A year later, the affair between Elmer and Lulu is reignited with a secret plan by Eddie and Lulu to expose Elmer's deceit. Elmer meets Lulu for a tryst in the nearly completed tabernacle while Eddie looks on in hiding.

Elmer has asked Sharon to marry him and she agrees, despite her recognition of his faults. The night before the tabernacle's opening, she prays for guidance. As a final touch on the tabernacle, a giant cross of electric lights is suspended above the stage.

During the lively grand opening of the tabernacle, Eddie and Lulu come forward and expose Elmer's philandering. Elmer admits his guilt and asks Sharon for forgiveness as chaos erupts in the tabernacle.
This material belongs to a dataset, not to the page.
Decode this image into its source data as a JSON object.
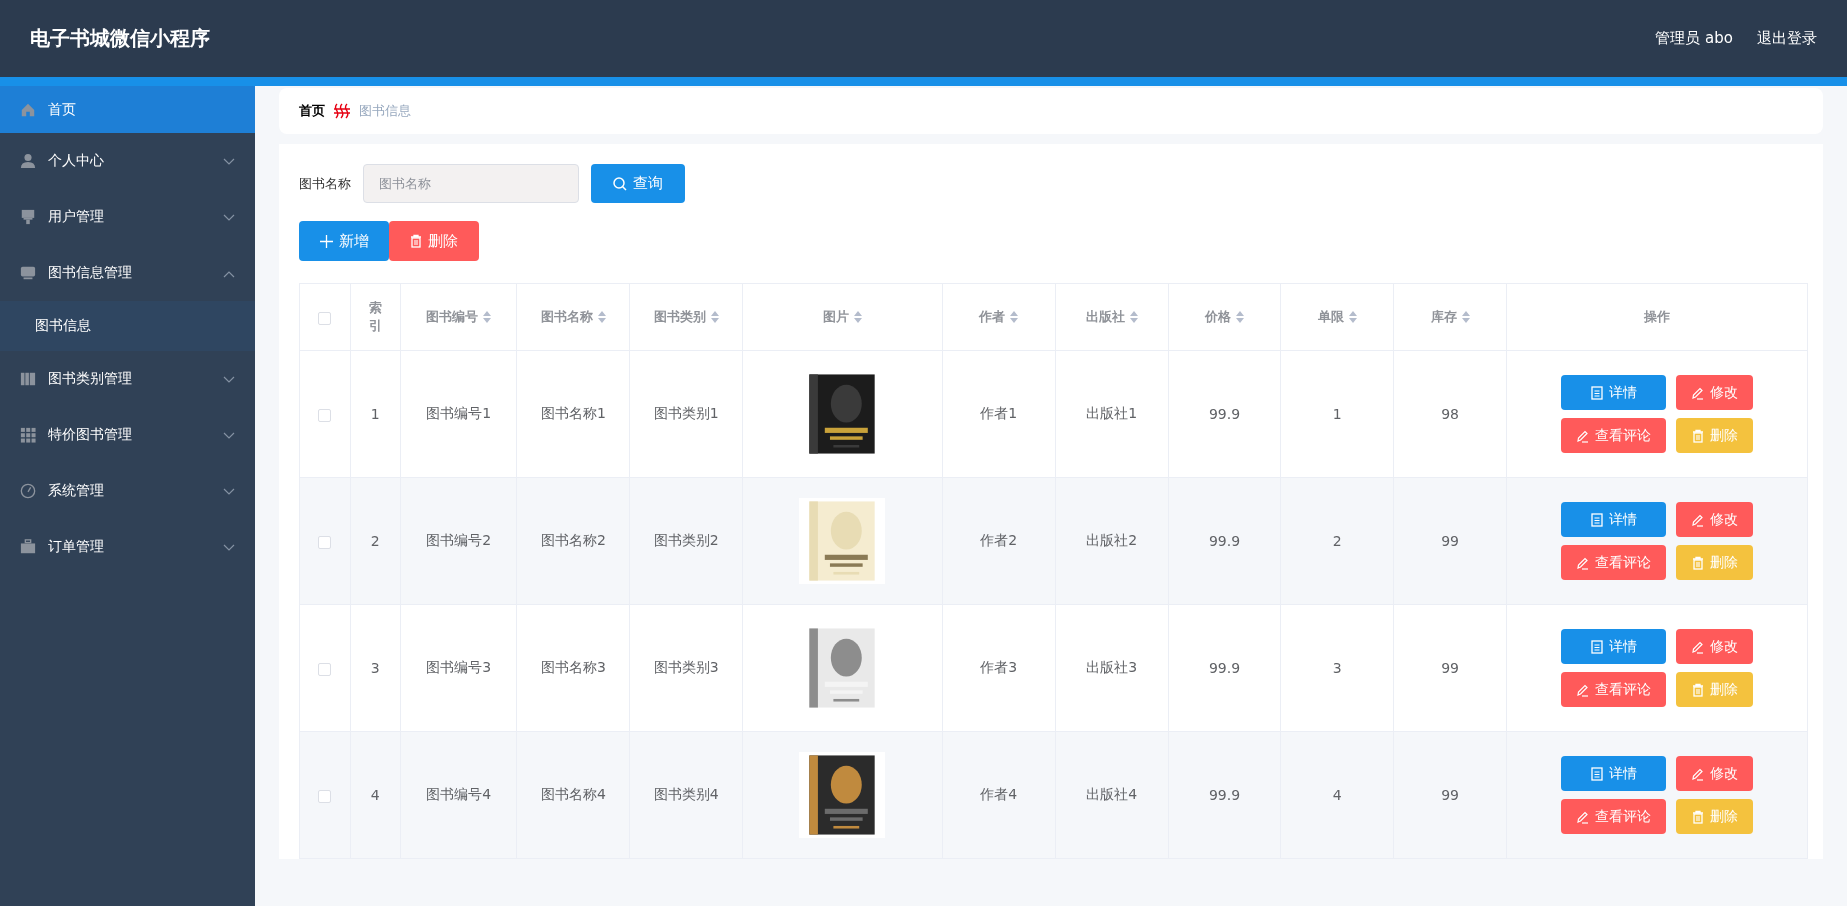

The electric cross shorts out and the tabernacle catches fire. Horrified by Elmer's deceit, Sharon refuses his help in escaping from the fire; she and her followers burn to death as Elmer escapes.

Some time after the tabernacle fire, Elmer embarks on a new career peddling the platitudes of the "New Thought" movement and meets with Dr. Binch, the founder of the movement. Binch consoles Elmer, but he is haunted by his memory of the tragedy.

Roles[edit]

Role[5] Voice type Premiere cast
(Conductor: William Boggs)
Elmer Gantry baritone Keith Phares
Sharon Falconer mezzo-soprano Jennifer Rivera
Frank Shallard tenor Vale Rideout
Eddie Fislinger tenor Frank Kelley
Lulu Baines soprano Malinda Haslett
Reverend Baines bass Brian Banion
TJ Rigg bass-baritone Kristopher Irmiter
Mrs. Baines mezzo-soprano Olivia Ward
Revival Singer baritone Chauncey Packer

Recordings[edit]

The Florentine Opera's March 2010 recording of Elmer Gantry has been released on the Naxos label.[6] At the 54th Grammy Awards on February 12, 2012, the recording was awarded Grammys for Best Engineered Album, Classical (awarded to Byeong-Joon Hwang & John Newton, engineers; Jesse Lewis, mastering engineer), and Best Contemporary Classical Composition (awarded to Robert Aldridge & Herschel Garfein).

References[edit]

External links[edit]